That open-door policy doesn't just apply to the small businesses selling niche items either. Being the only weekly house music affair in the area has opened the door for an unconventional crowd to show up faithfully every Tuesday night. On any given night, the grounds at Space Taco will be filled with shufflers, break-dancers, glovers, light show and poi artists, and hula hoopers.
"It's a very eclectic crowd," Mallick adds. "Everybody is vibing, from the wooks to the hardcore techno snobs, and it's something that really makes me happy."
Another thing that makes Mallick happy is the loyal fanbase he has amassed, formed by those that call the Pomona Valley home. The recurring affair has a very active presence on Facebook and Mallick himself is engaged on Space Taco's social media accounts.
"We have our group on Facebook that we're really connected on," reveals Mallick. "On Instagram, we're very much about showing our crowd and posting photos of people that show up and attend because they're just as important if not more important than the music."
However, the interactions Mallick has with attendees of his events go beyond the internet. As a resident DJ himself, he is often at the Tuesday night parties and can be seen engaging with guests.
"I make it a point to shake people's hands and thank them for coming," Mallick says. "I try to stay on the floor and talk to as many people as I can."
That connection with the community is integral for the advancement of Space Taco, whose core audience continues to be the eastern half of the Los Angeles metro area. Mallick understands this, indicating the resurgence of dance music in recent years.
"Eight years ago nobody wanted house music at all," says Mallick. "It was all Top 40 and hip-hop."
In a metropolis as big as Southern California, the epicenter of electronic music continues to be in the City of Angels. However, events like Space Taco are beginning to shift the focus further east, creating a hotbed for ravers in the I.E.
As far as the future is concerned, Mallick is fixated on maintaining the momentum and continuing to expand on his audience. He hopes to continue at The Basement for years to come, a venue that can hold 800 people and has room to expand.

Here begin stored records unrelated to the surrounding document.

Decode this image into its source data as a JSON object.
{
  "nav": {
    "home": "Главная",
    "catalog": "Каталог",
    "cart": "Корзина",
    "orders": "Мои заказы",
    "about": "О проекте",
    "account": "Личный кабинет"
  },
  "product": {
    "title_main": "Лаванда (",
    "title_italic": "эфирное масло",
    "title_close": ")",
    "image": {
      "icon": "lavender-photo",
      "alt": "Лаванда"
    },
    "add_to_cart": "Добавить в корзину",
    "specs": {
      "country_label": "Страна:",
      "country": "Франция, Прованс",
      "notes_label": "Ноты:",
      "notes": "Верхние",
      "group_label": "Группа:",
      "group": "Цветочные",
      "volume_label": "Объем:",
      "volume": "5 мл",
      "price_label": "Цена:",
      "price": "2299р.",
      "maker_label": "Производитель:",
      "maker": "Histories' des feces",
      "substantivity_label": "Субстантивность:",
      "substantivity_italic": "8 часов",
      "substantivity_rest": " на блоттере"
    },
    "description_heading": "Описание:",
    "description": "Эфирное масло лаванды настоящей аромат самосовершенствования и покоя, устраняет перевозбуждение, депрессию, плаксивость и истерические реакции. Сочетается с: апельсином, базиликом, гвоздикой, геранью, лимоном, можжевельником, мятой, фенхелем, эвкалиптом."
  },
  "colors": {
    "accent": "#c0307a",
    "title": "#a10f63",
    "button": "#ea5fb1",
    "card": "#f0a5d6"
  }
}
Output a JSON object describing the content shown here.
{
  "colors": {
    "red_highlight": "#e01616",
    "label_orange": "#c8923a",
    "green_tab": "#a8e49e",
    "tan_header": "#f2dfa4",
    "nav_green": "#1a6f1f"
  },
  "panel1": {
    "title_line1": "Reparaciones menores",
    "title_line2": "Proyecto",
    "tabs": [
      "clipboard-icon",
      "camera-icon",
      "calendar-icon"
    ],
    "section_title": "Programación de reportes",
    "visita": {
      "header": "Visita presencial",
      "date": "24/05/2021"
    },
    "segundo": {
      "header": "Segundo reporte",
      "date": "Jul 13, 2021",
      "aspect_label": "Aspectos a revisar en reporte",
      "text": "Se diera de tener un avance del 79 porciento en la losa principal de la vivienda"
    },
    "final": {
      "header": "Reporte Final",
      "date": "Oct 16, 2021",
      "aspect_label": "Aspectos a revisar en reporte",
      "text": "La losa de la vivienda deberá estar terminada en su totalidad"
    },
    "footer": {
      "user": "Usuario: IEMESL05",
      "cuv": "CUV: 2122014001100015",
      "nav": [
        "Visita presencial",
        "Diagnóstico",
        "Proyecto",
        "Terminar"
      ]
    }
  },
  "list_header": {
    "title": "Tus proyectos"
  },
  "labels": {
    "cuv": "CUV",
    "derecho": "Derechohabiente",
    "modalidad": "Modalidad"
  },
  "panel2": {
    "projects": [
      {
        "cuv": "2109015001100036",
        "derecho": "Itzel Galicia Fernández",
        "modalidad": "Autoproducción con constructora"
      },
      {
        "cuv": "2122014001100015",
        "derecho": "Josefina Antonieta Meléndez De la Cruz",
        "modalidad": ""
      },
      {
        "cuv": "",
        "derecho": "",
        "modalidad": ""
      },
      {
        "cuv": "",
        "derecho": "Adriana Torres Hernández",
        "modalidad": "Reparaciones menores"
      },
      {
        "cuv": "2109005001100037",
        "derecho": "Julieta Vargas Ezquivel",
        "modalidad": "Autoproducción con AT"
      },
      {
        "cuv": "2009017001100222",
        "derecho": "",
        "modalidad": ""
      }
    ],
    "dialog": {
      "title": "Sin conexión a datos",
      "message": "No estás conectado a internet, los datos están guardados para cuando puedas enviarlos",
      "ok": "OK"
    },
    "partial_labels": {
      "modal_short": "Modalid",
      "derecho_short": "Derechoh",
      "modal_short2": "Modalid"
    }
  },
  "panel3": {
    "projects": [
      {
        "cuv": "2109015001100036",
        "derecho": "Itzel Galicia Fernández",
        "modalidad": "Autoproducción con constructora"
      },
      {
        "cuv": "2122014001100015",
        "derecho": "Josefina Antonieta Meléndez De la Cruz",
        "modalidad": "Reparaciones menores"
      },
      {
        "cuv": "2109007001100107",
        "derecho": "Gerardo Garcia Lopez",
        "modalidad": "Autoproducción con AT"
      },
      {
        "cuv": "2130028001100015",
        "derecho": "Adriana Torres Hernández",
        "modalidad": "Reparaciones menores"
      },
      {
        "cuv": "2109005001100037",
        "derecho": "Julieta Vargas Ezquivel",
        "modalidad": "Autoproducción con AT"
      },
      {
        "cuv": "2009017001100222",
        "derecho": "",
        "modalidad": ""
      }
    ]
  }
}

"Space Taco is a labor of love," he adds. "It will always be the hub, our flagship, our weekly event, and in my heart, I'll never let it go."